TASK PROMPT:
Look through the entries below and say how many lines contain the string "Output". Give the number only.

PROVIDED RECORDS:
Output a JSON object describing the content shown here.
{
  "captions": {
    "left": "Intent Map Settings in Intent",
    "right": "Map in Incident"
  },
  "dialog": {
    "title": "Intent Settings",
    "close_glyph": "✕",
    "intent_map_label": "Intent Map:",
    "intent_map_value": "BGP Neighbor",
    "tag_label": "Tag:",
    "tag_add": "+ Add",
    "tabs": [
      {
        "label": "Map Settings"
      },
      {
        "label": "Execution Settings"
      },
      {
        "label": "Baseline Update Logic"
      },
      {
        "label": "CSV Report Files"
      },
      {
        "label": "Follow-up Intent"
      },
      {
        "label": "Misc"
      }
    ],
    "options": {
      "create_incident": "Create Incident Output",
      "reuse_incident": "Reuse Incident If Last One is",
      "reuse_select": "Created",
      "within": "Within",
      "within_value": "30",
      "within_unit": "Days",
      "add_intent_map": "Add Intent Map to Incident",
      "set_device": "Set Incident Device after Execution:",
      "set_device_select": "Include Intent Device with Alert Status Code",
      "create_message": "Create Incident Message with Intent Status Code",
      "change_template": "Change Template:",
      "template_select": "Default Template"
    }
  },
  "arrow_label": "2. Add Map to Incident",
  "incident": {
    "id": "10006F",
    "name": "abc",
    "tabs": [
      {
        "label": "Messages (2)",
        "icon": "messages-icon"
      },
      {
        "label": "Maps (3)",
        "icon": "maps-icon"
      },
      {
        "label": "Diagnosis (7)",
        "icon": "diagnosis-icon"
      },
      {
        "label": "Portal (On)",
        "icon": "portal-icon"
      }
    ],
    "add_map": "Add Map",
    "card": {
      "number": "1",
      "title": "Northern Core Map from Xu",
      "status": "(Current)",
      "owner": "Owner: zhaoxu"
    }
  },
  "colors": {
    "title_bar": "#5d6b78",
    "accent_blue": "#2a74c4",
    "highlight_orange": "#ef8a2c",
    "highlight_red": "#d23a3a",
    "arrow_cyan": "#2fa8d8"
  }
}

EXERCISE RESPONSE:
2